Let me be the first to tell you that I can see why some would steer away from wanting to burn during the growing season. It was around 95 degrees to begin with, and we were starting massive fires that threw an extra several hundred degrees into the mix. At some points, I did believe we were going to melt. On top of that, we were working with several older ranch hands and helpers who all conveniently got to ride around in the tractors and pickup trucks. So, all of us young, tough scholars were handed the torches and shown where to walk. I am sure we all walked more than a mile back and forth through the pasture in the sweltering heat. I myself easily went through a dozen waters in just more than an hour and a half.

Something I thought was entertaining was Steven telling us "Hey, slow down, look back and enjoy your handy work." Every time we would look back at what we had just lit, the plume became taller and wider. It was too tall for my phone to capture the entire thing in view.

Everything went smoothly and everyone came in safe, which is always a good measure of success. We didn't incur any bonus acreage, which is also a good thing. We were treated to a wonderful lunch by the producer's wife and sat up on top of the hill and watched the rest of the pasture go up in smoke.

I hope to bring my newfound knowledge of growing-season burns and their unique benefits back to San Angelo, and I can honestly say my new favorite tool is a drip torch.

Cole Fagen conducts a prescribed burn

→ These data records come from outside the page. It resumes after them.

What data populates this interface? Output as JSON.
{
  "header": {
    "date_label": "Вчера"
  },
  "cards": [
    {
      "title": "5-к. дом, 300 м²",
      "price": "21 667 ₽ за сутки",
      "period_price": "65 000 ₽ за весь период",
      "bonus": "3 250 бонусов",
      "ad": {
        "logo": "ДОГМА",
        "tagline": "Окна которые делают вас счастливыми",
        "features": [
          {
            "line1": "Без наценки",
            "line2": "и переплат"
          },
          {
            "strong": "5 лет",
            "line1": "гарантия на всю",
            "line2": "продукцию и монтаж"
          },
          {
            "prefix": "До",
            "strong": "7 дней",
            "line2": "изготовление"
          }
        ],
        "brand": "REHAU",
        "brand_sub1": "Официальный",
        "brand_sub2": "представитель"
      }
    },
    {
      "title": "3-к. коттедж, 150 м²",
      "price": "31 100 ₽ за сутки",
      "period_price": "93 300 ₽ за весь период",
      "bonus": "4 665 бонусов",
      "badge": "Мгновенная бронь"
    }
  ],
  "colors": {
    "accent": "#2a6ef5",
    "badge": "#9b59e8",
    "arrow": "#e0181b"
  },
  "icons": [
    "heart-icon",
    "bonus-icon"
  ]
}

About the Author
Cole Fagen is a 2018 Lloyd Noble Scholar in Agriculture from Highland Village, Texas. He is majoring in natural resource management at Angelo State University in San Angelo, Texas. His major project is to develop an educational wildlife and nature walk through a section of the Noble Learning Center.

Cole Fagen
2018 Lloyd Noble Scholar in Agriculture